updated 9:02 AM EDT, Tue June 10, 2014
Kalibala with one of the children she supports.
In 2010, Ugandan journalist Gladys Kalibala embarked on a mission to bring attention to her country's lost and abandoned children.
updated 11:05 AM EDT, Tue June 3, 2014
Sunset at Camps Bay with one of Andrew van de Merwe.
A trip to the beach is usually for lounging in the sun. But for Andrew van de Merwe, the sand stretches in front of him as an enormous blank canvas.
updated 8:40 AM EDT, Tue June 17, 2014
Esther Mbabazi, Rwanda's first female pilot
Esther Mbabazi wheels her bag towards the airstairs of the Boeing 737 sitting quietly on the tarmac at Kigali International Airport.
updated 7:22 AM EDT, Tue May 20, 2014
Jun 1978: Filbert Bayi #42 of Tanzania rounds the bend during the 5000 Metre event at the AAA Championships in Crystal Palace, London.
He's smashed world records and revolutionized running during his career. And yet the name of Filbert Bayi has largely been forgotten.
updated 8:49 AM EDT, Fri July 18, 2014
Nelson Mandela
Adrian Steirn and the 21 ICONS team have captured intimate portraits of some of South Africa's most celebrated. Here he reveals the story behind the photographs.
updated 5:26 AM EDT, Thu July 24, 2014
Explore a series of artistic street portraits designed to pay tribute to the people of the Sudanese capital.
updated 11:57 AM EDT, Tue August 5, 2014
A growing list of popular African authors have been steadily picking up steam --and fans -- across the globe over the last several years.
updated 9:15 AM EDT, Wed May 28, 2014
David Kinjah njau and Davidson Kamau kihagi of Kenya in action during stage 2 of the 2007 Absa Cape Epic Mountain Bike stage race.
He's one of Kenya's premier cyclists but David Kinjah's better known as the man that trained Tour de France champion Chris Froome.

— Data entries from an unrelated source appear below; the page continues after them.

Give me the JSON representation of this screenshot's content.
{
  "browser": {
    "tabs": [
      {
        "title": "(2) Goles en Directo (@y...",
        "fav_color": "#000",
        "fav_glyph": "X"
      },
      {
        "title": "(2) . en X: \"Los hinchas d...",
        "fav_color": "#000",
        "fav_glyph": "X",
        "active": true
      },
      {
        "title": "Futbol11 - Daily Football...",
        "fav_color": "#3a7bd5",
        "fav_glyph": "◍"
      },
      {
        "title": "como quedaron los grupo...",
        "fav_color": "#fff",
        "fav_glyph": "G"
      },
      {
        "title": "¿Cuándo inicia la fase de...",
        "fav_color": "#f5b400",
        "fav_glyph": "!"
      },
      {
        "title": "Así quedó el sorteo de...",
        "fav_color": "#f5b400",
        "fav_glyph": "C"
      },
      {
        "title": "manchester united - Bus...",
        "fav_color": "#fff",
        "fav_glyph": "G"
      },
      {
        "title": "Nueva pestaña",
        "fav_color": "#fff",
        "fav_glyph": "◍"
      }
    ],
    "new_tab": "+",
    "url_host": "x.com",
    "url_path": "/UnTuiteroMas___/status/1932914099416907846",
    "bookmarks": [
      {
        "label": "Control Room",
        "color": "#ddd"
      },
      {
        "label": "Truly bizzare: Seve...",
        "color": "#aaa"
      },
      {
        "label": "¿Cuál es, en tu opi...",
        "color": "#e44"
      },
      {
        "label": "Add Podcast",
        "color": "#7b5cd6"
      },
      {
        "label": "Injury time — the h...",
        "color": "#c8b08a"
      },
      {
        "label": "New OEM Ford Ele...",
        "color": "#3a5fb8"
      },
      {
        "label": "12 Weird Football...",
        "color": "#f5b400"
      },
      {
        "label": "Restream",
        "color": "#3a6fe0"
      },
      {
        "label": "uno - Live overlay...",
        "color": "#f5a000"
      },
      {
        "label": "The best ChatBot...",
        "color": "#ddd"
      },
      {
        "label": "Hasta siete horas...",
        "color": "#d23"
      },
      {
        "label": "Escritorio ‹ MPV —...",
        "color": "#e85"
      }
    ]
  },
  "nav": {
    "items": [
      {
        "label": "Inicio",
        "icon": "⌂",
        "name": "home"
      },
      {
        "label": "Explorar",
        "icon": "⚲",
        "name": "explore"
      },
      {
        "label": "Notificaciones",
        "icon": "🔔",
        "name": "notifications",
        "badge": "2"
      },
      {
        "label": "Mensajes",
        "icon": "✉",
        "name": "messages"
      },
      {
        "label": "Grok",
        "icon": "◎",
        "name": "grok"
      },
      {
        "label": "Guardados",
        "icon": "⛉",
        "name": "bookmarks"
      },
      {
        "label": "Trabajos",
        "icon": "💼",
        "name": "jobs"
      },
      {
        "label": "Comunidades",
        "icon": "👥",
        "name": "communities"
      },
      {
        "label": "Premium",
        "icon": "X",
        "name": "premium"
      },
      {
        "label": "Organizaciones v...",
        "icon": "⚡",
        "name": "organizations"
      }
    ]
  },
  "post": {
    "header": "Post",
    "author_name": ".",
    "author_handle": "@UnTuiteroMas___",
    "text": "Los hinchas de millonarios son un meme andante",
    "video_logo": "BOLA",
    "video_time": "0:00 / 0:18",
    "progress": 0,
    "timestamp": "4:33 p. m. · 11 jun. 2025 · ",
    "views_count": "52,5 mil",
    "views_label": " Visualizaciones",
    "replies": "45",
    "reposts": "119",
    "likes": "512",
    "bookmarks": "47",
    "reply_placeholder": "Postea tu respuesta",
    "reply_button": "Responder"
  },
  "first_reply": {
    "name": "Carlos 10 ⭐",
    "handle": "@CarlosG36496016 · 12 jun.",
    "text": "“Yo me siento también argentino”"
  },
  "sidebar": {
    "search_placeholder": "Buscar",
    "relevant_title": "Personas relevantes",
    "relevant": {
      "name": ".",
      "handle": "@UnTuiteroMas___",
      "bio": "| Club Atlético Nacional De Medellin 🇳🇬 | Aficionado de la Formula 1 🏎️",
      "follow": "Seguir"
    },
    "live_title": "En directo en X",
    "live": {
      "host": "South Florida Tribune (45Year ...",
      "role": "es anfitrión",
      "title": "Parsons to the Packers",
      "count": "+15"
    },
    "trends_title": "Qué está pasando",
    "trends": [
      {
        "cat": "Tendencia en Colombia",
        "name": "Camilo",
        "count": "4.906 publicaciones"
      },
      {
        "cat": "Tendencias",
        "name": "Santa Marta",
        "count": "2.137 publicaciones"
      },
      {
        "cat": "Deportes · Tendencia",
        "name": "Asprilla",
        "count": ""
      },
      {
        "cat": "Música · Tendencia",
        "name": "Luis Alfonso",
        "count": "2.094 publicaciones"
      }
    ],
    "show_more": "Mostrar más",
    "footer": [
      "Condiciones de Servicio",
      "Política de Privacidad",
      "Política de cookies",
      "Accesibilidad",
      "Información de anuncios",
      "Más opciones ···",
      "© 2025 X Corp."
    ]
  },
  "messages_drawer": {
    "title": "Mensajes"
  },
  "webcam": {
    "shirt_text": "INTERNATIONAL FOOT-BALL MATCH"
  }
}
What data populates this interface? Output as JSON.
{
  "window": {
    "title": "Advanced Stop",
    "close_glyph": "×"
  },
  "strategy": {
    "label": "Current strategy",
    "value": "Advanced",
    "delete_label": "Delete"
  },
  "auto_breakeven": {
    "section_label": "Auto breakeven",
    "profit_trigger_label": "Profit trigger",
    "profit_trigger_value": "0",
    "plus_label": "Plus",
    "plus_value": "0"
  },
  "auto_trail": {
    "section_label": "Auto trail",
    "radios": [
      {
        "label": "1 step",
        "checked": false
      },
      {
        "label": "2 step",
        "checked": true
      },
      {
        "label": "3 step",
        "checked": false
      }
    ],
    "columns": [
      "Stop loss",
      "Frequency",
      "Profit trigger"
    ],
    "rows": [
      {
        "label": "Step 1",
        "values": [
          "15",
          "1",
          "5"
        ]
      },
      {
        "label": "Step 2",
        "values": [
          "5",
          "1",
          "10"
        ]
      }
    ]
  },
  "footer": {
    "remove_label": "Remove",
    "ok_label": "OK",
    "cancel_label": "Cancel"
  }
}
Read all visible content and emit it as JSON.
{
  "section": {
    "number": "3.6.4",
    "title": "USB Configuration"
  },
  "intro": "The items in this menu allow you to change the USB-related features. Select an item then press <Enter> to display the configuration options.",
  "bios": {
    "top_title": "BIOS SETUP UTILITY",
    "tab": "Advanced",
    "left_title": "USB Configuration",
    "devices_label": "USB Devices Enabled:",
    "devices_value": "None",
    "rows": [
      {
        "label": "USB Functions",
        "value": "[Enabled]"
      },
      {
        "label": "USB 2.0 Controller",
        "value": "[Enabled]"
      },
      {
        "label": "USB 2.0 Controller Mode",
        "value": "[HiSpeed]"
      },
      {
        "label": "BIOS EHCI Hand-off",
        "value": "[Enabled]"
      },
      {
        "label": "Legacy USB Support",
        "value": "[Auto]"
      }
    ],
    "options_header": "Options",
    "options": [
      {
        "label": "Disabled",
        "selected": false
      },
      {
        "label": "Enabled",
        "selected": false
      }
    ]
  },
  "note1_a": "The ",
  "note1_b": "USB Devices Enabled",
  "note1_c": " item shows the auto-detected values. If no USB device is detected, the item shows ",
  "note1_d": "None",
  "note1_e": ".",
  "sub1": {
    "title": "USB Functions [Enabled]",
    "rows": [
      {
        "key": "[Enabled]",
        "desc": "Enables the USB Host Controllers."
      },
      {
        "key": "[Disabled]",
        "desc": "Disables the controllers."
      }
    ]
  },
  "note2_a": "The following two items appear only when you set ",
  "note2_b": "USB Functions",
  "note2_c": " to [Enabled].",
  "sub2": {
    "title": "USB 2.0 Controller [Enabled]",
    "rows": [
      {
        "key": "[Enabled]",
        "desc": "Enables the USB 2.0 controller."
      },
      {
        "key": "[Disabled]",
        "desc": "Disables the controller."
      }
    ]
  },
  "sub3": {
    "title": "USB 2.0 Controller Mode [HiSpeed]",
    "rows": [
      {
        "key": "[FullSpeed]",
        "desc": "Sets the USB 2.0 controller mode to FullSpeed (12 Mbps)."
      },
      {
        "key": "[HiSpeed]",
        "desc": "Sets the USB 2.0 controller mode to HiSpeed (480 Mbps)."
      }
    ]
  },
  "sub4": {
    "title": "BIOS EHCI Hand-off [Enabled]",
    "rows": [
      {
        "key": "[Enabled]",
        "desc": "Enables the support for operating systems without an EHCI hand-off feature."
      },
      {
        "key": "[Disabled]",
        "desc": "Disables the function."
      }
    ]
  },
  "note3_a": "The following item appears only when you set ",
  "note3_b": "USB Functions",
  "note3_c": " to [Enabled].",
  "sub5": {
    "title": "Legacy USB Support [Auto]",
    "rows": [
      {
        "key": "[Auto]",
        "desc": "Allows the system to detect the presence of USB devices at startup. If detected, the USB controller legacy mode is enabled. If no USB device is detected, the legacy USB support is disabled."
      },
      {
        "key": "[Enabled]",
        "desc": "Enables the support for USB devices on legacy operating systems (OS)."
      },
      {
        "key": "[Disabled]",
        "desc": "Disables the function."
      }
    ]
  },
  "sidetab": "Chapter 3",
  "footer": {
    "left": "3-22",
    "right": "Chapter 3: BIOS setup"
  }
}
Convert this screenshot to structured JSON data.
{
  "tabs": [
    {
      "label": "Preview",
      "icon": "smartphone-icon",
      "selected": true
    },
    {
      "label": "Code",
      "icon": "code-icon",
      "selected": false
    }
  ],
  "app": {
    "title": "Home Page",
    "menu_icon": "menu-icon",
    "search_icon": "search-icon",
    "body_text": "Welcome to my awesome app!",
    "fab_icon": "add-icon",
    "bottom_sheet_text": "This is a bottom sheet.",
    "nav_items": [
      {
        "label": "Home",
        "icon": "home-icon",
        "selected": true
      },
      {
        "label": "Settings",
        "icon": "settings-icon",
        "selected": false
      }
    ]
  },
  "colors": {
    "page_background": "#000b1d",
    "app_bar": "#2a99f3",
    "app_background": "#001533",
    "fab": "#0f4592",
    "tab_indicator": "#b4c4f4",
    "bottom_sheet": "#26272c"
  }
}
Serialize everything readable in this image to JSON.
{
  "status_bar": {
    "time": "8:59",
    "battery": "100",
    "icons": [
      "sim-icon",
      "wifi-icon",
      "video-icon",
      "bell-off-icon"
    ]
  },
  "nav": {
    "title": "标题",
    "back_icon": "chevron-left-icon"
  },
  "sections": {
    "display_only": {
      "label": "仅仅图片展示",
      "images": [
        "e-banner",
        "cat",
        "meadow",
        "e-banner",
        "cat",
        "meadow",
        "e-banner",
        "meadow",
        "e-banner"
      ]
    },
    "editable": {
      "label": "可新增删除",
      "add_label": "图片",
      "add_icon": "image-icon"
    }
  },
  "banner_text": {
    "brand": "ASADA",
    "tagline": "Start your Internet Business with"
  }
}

updated 5:42 AM EDT, Mon May 19, 2014
The President and founder of the organisation 'Femmes Africa Solidarite' (Women Africa Solidarity), Bineta Diop.
Senegalese human rights activist Bineta Diop reveals why she is willing to risk her life to help women in Africa.
Each week African Voices brings you inspiring and compelling profiles of Africans across the continent and around the world.
ADVERTISEMENT
ADVERTISEMENT
ADVERTISEMENT
ADVERTISEMENT